(Dataset rows describing interfaces)
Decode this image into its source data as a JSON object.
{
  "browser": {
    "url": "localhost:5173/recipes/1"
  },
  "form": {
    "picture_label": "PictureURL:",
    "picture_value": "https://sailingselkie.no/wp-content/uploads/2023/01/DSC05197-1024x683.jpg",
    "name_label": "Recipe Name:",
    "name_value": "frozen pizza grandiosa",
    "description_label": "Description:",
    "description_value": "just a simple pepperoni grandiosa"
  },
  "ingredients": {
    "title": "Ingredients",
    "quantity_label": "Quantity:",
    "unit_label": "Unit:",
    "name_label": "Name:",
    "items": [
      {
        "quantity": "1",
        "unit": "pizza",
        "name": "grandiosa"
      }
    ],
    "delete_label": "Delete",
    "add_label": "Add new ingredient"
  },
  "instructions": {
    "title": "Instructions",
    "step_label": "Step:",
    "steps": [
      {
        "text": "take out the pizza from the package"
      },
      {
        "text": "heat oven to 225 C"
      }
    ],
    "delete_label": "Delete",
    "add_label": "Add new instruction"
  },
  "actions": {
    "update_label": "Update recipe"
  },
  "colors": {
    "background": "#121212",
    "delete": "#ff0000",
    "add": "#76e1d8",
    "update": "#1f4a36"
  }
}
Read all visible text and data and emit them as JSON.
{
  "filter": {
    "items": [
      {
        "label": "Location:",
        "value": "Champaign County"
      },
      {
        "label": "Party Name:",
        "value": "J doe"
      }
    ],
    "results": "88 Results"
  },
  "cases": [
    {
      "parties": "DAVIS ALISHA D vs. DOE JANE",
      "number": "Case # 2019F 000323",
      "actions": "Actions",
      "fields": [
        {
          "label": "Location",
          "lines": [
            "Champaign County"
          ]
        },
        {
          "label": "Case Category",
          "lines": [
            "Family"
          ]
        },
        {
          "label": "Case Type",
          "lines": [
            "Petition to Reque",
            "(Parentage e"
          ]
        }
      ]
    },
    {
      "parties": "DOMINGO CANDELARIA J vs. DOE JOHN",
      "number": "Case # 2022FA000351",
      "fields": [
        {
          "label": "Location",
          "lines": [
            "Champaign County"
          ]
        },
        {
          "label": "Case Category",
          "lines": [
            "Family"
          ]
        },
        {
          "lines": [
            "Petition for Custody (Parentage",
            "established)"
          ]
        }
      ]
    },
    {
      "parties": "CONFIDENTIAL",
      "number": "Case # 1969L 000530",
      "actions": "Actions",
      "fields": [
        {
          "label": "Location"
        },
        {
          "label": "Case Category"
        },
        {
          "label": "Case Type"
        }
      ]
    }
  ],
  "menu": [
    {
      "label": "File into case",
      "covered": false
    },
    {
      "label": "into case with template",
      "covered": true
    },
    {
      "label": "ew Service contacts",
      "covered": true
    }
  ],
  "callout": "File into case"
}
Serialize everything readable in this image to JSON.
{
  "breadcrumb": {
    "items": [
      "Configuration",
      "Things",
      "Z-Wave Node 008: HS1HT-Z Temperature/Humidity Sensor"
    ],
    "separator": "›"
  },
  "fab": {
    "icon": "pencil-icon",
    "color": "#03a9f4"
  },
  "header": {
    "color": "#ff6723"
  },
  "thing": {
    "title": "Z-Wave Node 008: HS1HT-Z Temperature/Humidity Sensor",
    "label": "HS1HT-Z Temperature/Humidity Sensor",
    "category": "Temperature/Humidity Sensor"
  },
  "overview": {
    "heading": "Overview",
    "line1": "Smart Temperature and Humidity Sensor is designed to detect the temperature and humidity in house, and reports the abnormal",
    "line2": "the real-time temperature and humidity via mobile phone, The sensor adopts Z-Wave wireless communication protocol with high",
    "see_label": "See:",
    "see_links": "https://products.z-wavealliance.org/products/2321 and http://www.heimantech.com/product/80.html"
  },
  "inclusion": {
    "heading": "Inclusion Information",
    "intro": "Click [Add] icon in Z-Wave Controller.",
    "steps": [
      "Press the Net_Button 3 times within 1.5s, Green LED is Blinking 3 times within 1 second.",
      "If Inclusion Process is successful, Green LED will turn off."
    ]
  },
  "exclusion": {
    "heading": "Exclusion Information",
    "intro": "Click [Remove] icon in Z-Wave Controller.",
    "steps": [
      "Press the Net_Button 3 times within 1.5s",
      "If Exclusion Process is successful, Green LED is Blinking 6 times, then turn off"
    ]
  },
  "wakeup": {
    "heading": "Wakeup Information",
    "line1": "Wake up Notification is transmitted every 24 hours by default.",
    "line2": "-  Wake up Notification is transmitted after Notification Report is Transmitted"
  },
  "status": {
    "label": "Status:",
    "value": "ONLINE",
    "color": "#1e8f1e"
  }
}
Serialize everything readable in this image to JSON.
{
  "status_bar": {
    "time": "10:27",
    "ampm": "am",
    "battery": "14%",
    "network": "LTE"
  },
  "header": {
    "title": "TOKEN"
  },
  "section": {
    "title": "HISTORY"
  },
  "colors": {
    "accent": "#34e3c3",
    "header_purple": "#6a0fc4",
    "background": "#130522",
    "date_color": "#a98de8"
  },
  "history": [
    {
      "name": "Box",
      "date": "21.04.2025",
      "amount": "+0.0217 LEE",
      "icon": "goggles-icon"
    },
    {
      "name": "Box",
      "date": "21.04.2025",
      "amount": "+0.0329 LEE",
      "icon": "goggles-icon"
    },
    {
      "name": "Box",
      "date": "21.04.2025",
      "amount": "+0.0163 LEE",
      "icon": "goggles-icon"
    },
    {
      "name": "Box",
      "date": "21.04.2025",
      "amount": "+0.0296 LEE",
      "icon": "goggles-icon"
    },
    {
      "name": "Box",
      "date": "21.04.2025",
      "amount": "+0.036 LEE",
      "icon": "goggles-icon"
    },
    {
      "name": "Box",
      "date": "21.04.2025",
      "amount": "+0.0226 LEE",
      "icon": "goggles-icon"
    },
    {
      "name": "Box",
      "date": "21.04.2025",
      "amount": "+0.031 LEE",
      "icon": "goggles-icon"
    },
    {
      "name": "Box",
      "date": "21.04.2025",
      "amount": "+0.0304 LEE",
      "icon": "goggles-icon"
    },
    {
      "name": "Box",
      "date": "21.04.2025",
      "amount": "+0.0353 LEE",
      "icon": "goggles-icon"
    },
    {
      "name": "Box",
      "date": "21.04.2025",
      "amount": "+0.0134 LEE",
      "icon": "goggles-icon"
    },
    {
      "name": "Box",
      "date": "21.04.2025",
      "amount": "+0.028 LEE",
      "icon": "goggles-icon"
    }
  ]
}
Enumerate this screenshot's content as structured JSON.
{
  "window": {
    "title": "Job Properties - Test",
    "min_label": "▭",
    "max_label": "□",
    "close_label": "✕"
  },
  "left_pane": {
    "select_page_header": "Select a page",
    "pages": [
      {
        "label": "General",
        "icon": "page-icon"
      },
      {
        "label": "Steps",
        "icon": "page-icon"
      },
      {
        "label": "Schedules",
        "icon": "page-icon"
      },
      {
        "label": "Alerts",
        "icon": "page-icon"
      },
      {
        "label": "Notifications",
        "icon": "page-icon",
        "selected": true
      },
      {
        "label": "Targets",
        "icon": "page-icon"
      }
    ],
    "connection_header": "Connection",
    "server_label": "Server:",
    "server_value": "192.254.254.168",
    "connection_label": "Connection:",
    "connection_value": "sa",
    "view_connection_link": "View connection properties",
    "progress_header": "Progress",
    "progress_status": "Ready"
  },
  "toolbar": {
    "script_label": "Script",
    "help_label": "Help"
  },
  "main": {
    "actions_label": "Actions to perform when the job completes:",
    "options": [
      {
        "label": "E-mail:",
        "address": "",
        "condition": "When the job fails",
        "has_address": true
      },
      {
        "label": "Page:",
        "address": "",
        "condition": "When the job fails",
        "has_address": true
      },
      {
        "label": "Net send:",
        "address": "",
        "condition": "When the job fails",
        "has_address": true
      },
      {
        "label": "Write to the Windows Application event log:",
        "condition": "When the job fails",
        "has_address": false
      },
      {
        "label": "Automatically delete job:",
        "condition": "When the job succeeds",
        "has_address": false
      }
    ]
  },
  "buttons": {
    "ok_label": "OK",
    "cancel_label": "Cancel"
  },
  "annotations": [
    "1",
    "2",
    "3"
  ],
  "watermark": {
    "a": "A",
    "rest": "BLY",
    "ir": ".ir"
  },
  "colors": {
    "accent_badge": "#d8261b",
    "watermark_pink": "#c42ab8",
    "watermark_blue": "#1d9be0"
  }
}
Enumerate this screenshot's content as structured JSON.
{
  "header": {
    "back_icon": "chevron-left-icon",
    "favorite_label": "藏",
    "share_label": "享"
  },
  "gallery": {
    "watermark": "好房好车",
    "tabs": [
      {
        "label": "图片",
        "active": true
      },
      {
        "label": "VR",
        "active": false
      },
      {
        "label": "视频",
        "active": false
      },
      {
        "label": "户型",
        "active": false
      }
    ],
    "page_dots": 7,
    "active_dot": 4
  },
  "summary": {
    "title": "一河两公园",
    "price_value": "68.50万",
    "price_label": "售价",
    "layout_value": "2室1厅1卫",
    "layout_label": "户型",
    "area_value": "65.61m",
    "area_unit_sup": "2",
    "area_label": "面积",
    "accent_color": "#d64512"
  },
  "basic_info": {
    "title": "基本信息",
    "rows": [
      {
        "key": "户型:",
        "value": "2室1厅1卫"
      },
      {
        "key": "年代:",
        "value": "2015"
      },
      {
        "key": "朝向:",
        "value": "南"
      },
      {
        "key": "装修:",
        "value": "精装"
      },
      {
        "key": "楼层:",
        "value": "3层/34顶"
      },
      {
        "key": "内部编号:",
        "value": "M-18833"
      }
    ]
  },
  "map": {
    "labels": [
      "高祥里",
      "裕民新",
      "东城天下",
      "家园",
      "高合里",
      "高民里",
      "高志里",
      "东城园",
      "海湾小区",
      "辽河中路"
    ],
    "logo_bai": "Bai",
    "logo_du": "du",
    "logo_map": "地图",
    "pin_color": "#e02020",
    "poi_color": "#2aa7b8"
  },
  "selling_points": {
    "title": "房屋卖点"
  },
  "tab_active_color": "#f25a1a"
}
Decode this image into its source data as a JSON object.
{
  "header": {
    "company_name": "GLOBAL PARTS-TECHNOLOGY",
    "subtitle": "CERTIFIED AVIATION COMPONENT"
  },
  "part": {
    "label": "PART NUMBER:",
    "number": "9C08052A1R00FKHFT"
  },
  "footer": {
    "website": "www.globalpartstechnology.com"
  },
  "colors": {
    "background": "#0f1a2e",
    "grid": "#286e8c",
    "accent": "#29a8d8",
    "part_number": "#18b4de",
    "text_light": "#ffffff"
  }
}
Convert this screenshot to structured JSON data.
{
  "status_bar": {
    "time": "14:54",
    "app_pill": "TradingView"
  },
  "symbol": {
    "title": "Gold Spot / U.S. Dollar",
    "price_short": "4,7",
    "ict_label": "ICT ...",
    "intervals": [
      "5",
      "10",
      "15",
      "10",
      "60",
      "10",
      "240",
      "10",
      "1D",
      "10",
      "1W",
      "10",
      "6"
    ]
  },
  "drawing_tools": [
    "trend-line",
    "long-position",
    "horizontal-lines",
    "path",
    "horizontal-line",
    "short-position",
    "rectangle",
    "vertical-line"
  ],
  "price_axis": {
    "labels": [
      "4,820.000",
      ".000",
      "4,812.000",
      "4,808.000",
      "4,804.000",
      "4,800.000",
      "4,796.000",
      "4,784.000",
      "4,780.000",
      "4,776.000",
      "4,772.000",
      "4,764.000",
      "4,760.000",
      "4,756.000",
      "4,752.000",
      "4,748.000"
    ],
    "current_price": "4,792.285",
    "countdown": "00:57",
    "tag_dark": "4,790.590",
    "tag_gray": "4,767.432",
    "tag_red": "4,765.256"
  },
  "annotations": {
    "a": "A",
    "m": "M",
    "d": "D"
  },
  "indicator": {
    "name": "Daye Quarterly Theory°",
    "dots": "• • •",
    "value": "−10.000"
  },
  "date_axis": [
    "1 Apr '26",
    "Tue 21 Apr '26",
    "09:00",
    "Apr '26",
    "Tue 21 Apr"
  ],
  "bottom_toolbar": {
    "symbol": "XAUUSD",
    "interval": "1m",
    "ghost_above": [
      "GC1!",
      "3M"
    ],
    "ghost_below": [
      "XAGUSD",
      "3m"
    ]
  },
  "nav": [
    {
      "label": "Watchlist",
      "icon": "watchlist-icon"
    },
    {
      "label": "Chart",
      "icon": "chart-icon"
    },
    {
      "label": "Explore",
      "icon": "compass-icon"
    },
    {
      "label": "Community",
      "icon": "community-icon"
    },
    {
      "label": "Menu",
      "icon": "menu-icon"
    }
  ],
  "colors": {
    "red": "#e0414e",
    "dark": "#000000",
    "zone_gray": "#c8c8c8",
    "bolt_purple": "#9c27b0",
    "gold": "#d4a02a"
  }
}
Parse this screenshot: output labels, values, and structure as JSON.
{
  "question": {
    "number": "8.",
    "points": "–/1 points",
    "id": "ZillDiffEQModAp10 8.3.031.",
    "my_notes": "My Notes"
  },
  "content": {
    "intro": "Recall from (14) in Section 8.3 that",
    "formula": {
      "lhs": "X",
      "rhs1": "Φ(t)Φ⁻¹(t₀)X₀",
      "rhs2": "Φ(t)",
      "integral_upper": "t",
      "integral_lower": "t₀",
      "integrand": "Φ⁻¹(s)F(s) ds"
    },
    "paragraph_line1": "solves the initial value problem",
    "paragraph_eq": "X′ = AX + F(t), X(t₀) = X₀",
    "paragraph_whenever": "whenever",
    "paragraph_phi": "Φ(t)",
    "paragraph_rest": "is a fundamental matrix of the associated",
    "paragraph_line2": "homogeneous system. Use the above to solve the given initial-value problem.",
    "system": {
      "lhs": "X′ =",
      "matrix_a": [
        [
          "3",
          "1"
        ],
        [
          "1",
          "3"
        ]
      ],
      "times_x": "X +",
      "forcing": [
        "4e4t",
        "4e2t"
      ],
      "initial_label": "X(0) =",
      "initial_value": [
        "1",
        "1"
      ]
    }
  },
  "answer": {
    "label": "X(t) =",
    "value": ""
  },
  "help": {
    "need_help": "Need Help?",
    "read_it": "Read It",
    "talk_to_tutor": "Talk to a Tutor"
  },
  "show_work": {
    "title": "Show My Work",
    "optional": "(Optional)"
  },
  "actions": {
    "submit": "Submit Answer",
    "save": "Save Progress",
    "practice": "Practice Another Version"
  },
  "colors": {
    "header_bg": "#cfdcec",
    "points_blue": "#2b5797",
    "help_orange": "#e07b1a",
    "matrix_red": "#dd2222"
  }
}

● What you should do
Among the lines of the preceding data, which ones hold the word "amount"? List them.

● Written response
      "amount": "+0.0217 LEE",
      "amount": "+0.0329 LEE",
      "amount": "+0.0163 LEE",
      "amount": "+0.0296 LEE",
      "amount": "+0.036 LEE",
      "amount": "+0.0226 LEE",
      "amount": "+0.031 LEE",
      "amount": "+0.0304 LEE",
      "amount": "+0.0353 LEE",
      "amount": "+0.0134 LEE",
      "amount": "+0.028 LEE",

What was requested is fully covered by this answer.